To say that the world of education today is complicated would be a radical understatement. Administrators, classroom teachers, and parents struggle together (and sometimes struggle against one another) through a morass of opportunities, pitfalls, and choices. Under the banner of “Twenty-first Century Learning” (a title that gets less impressive each year) schools struggle to find ways to effectively integrate digital resources into the classroom and curriculum. With the purest of intentions schools sail on a sea of murky options, STEM (STEAM, STREAM), Blended Leaning, Flipped Classroom, 1x1, and at every turn there are choices, choices, choices – each with a price tag, a time commitment, and a hoped for outcome. Standing on a precipice, the educator is pressed to “Choose wisely.”
And to some extent it is a deck that is stacked against us, for there are no correct choices and no right paths. Many digital tools have a short time of usefulness and then they are quickly tossed aside. Outcomes of new instruction models (unless they are measured on immediate, limited value, standardized testing) don’t show true effectiveness for years. In a competitive marketplace it is impossible to select a product or program without being criticized by proponents of the alternative. The only comfort in making these choices is that to do nothing in a changing environment is equally hazardous. The future is coming, and it will happen through you or to you.
The Art of Trend Analysis
One way to approach digital choices in school and classroom is to stop listening to (and making) predictions and focusing instead on trends. Predictions for the future of digital education are based on the definitive information of today and indicate a clear path. The problem with this approach is that this path is often inflexible and sometimes wrong. Trend analysis recognizes areas of focus and develops ongoing and flexible strategy to address these.
For example, an auto manufacturer may predict that there will be flying cars by 2025 and put all resources toward being at the forefront of making that prediction happen. While it may come true, other factors might come into play that take the industry in a different direction than anticipated. Perhaps the introduction of another dimension to automotive travel doesn’t increase reliability, dependability, or safety or leads to regulatory challenges.
A second manufacturer, on the other hand, might have the exact same information at hand and conclude that people respond well to greater automation in cars and spend its resources discovering and following and putting resources this trend. This manufacturer has a far greater range of actions and a far greater opportunity for success regardless of whether or not flying cars become the norm. The bottom line is: predictions often lead down blind alleys while trend analysis gives full flexibility to recognize and adapt to a changing future.
Digital Trends in Education
The same too often proves true for schools; a limited prediction blocks the opportunities offered by a larger underlying trend. One key trend that is seen in the digital world of education and in general is the move toward greater and greater mobility. From the enormous machines of the dawn of computing to desktop machines, to laptops, to tablets and phones, devices have grown smaller, more powerful, and portable. This trend has huge ramifications on all aspects of classroom instruction and immense pitfalls for lack of flexible planning. School A may decide that the FLIM FLAM MICROTABLET is a truly revolutionary device and predict that this device will be the foundation of their program for the next decade. While this prediction might prove true, it is equally possible that another device may come to surpass it, and the school is locked into a less effective option. School B may identify the trend of mobile individual computing for students and develop a strategy to consistently find the best option to meet this need. In trend approaches, plans are not tied to any one model or brand but to essential function.

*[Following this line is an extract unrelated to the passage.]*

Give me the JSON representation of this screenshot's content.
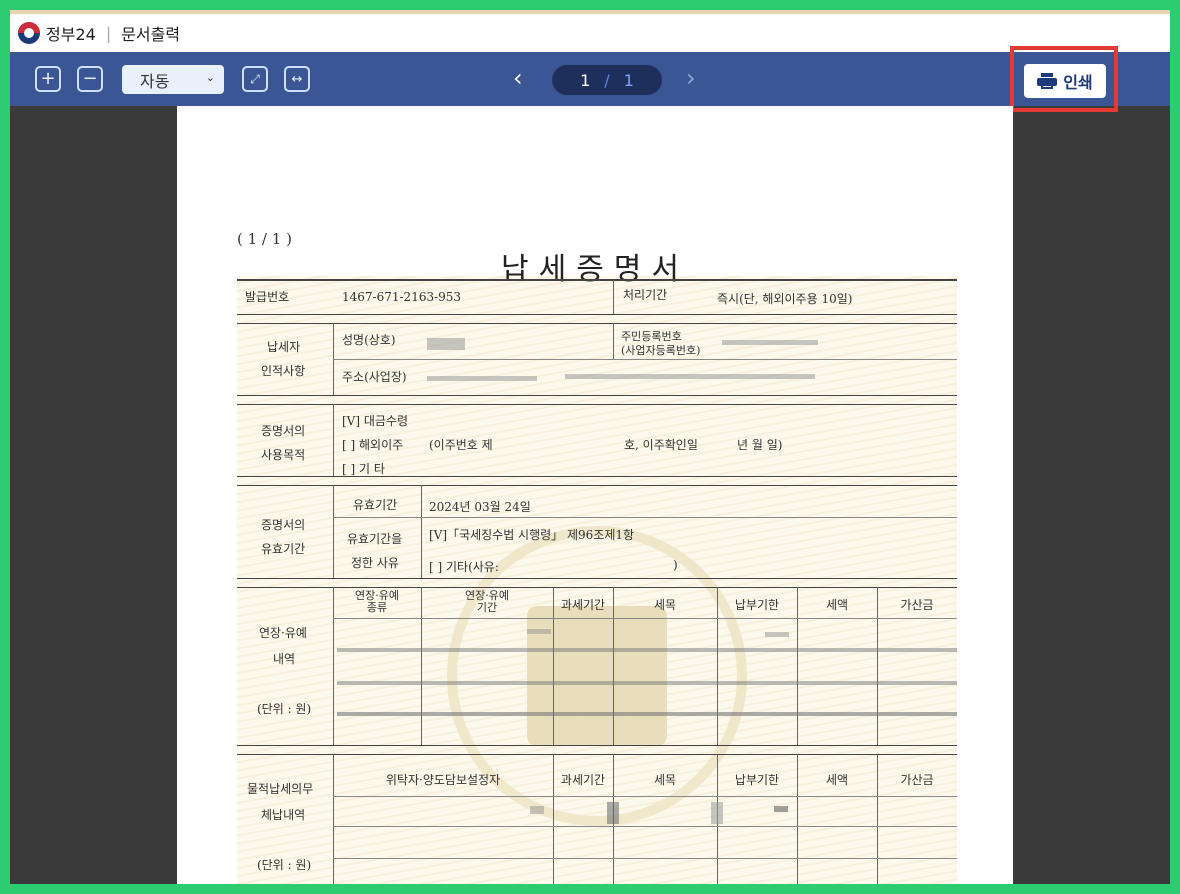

One does not have to look far to find a number of similar trends in education brought about by the digital revolution. The textbook across the desk has a clear shelf life as digital product use grows. Early predictions saw no further than a digital reproduction of a paper book, pictures of pages. However, if we follow the trend of a new textbook, there are opportunities to envision products that transcend the “words and pictures” limitations of paper books to integrate sounds, videos, links, and even adaptable instruction and assessment. The same could be said about a paper-less environment (less paper, not paperless). With the growing number of classes with individual devices, the medium of paper for the transmission of data seems a wasteful and impractical choice. However, many can point to the bold predictions in the early 1990s of a true paperless future, predictions that were mocked by the ensuing glut of paper use as personal printers quadrupled consumption. The underlying trend that we will find practical alternatives to paper use allows us the flexibility to consider and do what’s best and even to envision new applications previously unseen (and certainly unpredicted) without limiting ourselves to a paper-free environment.

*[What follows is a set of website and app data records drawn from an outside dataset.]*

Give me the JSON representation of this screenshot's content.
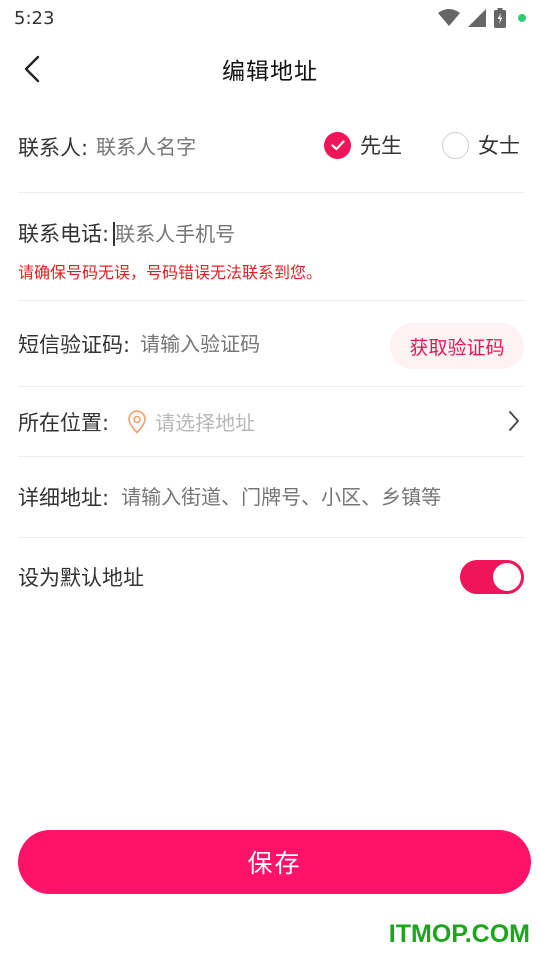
{
  "status_bar": {
    "time": "5:23"
  },
  "nav": {
    "title": "编辑地址"
  },
  "form": {
    "name": {
      "label": "联系人:",
      "placeholder": "联系人名字"
    },
    "gender": {
      "male": {
        "label": "先生",
        "selected": true
      },
      "female": {
        "label": "女士",
        "selected": false
      }
    },
    "phone": {
      "label": "联系电话:",
      "placeholder": "联系人手机号",
      "warning": "请确保号码无误，号码错误无法联系到您。"
    },
    "sms": {
      "label": "短信验证码:",
      "placeholder": "请输入验证码",
      "button": "获取验证码"
    },
    "location": {
      "label": "所在位置:",
      "placeholder": "请选择地址"
    },
    "detail": {
      "label": "详细地址:",
      "placeholder": "请输入街道、门牌号、小区、乡镇等"
    },
    "default_address": {
      "label": "设为默认地址",
      "enabled": true
    }
  },
  "save_button": "保存",
  "watermark": "ITMOP.COM",
  "colors": {
    "accent": "#f0145a",
    "save": "#ff1267",
    "warning": "#e22222",
    "watermark": "#1ea51e"
  }
}
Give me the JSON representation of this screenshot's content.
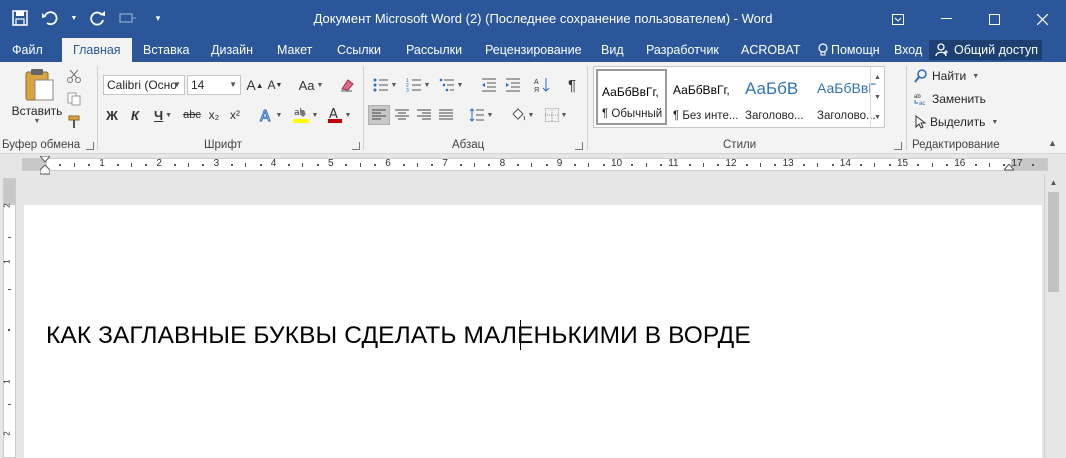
{
  "window": {
    "title": "Документ Microsoft Word (2) (Последнее сохранение пользователем) - Word"
  },
  "quick_access": [
    {
      "icon": "save-icon"
    },
    {
      "icon": "undo-icon"
    },
    {
      "icon": "redo-icon"
    },
    {
      "icon": "quick-access-more-icon"
    }
  ],
  "tabs": [
    {
      "label": "Файл"
    },
    {
      "label": "Главная"
    },
    {
      "label": "Вставка"
    },
    {
      "label": "Дизайн"
    },
    {
      "label": "Макет"
    },
    {
      "label": "Ссылки"
    },
    {
      "label": "Рассылки"
    },
    {
      "label": "Рецензирование"
    },
    {
      "label": "Вид"
    },
    {
      "label": "Разработчик"
    },
    {
      "label": "ACROBAT"
    },
    {
      "label": "Помощн"
    },
    {
      "label": "Вход"
    }
  ],
  "share_label": "Общий доступ",
  "clipboard": {
    "paste_label": "Вставить",
    "group_label": "Буфер обмена"
  },
  "font": {
    "name": "Calibri (Осно",
    "size": "14",
    "bold": "Ж",
    "italic": "К",
    "underline": "Ч",
    "strike": "abc",
    "subscript": "x₂",
    "superscript": "x²",
    "grow": "A",
    "shrink": "A",
    "case": "Aa",
    "group_label": "Шрифт",
    "highlight_color": "#ffff00",
    "font_color": "#c00000"
  },
  "paragraph": {
    "pilcrow": "¶",
    "group_label": "Абзац"
  },
  "styles": {
    "items": [
      {
        "sample": "АаБбВвГг,",
        "name": "¶ Обычный"
      },
      {
        "sample": "АаБбВвГг,",
        "name": "¶ Без инте..."
      },
      {
        "sample": "АаБбВ",
        "name": "Заголово..."
      },
      {
        "sample": "АаБбВвГ",
        "name": "Заголово..."
      }
    ],
    "group_label": "Стили"
  },
  "editing": {
    "find": "Найти",
    "replace": "Заменить",
    "select": "Выделить",
    "group_label": "Редактирование"
  },
  "ruler": {
    "left": [
      "2",
      "1"
    ],
    "right": [
      "1",
      "2",
      "3",
      "4",
      "5",
      "6",
      "7",
      "8",
      "9",
      "10",
      "11",
      "12",
      "13",
      "14",
      "15",
      "16",
      "17"
    ]
  },
  "document": {
    "text": "КАК ЗАГЛАВНЫЕ БУКВЫ СДЕЛАТЬ МАЛЕНЬКИМИ В ВОРДЕ"
  },
  "colors": {
    "accent": "#2b579a",
    "ribbon": "#f3f3f3"
  }
}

Similar trends can be observed (and predictions made) in every area of instruction. It is clear there will be new instruction models and new delivery systems. It is clear that student work will take new forms to meet the abilities of tools and the needs of the time. It is clear that social media will play an important role in human interaction inside and outside the classroom. As educators plan, these trends (as they are today) must be integrated into action. Predictions for our digital future may be right or wrong in their direction, but trends can always provide navigation as we sail over choppy or smooth seas toward the horizon.

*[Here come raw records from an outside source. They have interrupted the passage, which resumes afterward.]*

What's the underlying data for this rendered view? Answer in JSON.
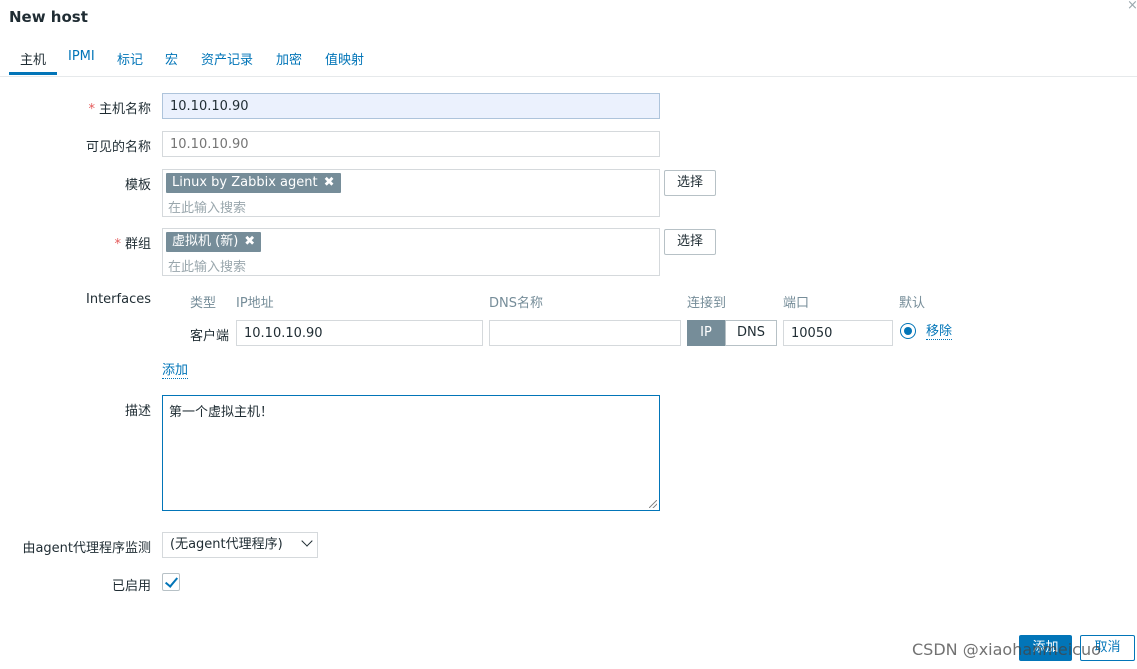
{
  "dialog": {
    "title": "New host",
    "close_glyph": "×"
  },
  "tabs": [
    {
      "label": "主机"
    },
    {
      "label": "IPMI"
    },
    {
      "label": "标记"
    },
    {
      "label": "宏"
    },
    {
      "label": "资产记录"
    },
    {
      "label": "加密"
    },
    {
      "label": "值映射"
    }
  ],
  "form": {
    "required_mark": "*",
    "host_name": {
      "label": "主机名称",
      "value": "10.10.10.90"
    },
    "visible_name": {
      "label": "可见的名称",
      "placeholder": "10.10.10.90"
    },
    "templates": {
      "label": "模板",
      "chip": "Linux by Zabbix agent",
      "search_placeholder": "在此输入搜索",
      "select_button": "选择"
    },
    "groups": {
      "label": "群组",
      "chip": "虚拟机 (新)",
      "search_placeholder": "在此输入搜索",
      "select_button": "选择"
    },
    "chip_remove_glyph": "✖",
    "interfaces": {
      "label": "Interfaces",
      "columns": {
        "type": "类型",
        "ip": "IP地址",
        "dns": "DNS名称",
        "connect_to": "连接到",
        "port": "端口",
        "default": "默认"
      },
      "rows": [
        {
          "type": "客户端",
          "ip": "10.10.10.90",
          "dns": "",
          "connect_ip": "IP",
          "connect_dns": "DNS",
          "port": "10050",
          "remove": "移除"
        }
      ],
      "add_link": "添加"
    },
    "description": {
      "label": "描述",
      "value": "第一个虚拟主机！"
    },
    "proxy": {
      "label": "由agent代理程序监测",
      "selected": "(无agent代理程序)"
    },
    "enabled": {
      "label": "已启用",
      "checked": true
    }
  },
  "footer": {
    "add_button": "添加",
    "cancel_button": "取消"
  },
  "watermark": "CSDN @xiaohanmeicuo",
  "colors": {
    "accent": "#0275b8",
    "chip_bg": "#768d99",
    "required": "#e45959"
  }
}
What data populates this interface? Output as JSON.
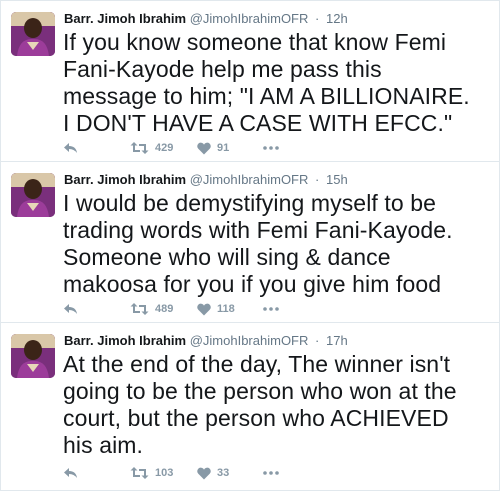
{
  "tweets": [
    {
      "author_name": "Barr. Jimoh Ibrahim",
      "handle": "@JimohIbrahimOFR",
      "separator": "·",
      "time": "12h",
      "text": "If you know someone that know Femi Fani-Kayode help me pass this message to him; \"I AM A BILLIONAIRE. I DON'T HAVE A CASE WITH EFCC.\"",
      "retweets": "429",
      "likes": "91",
      "icons": {
        "reply": "reply-icon",
        "retweet": "retweet-icon",
        "like": "heart-icon",
        "more": "more-dots-icon"
      }
    },
    {
      "author_name": "Barr. Jimoh Ibrahim",
      "handle": "@JimohIbrahimOFR",
      "separator": "·",
      "time": "15h",
      "text": "I would be demystifying myself to be trading words with Femi Fani-Kayode. Someone who will sing & dance makoosa for you if you give him food",
      "retweets": "489",
      "likes": "118",
      "icons": {
        "reply": "reply-icon",
        "retweet": "retweet-icon",
        "like": "heart-icon",
        "more": "more-dots-icon"
      }
    },
    {
      "author_name": "Barr. Jimoh Ibrahim",
      "handle": "@JimohIbrahimOFR",
      "separator": "·",
      "time": "17h",
      "text": "At the end of the day, The winner isn't going to be the person who won at the court, but the person who ACHIEVED his aim.",
      "retweets": "103",
      "likes": "33",
      "icons": {
        "reply": "reply-icon",
        "retweet": "retweet-icon",
        "like": "heart-icon",
        "more": "more-dots-icon"
      }
    }
  ],
  "colors": {
    "text": "#14171a",
    "meta": "#657786",
    "action": "#8899a6",
    "divider": "#e1e8ed",
    "avatar_bg": "#6a2a6e"
  }
}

Greg Dhuyvetter is the Superintendent of Catholic schools for the Diocese of Orange California. He has worked with schools and school leaders in the diocese and across the country to envision and create new realities of education. He writes regularly on topics of education reform and digital realities at his blog www.workwithhope.net.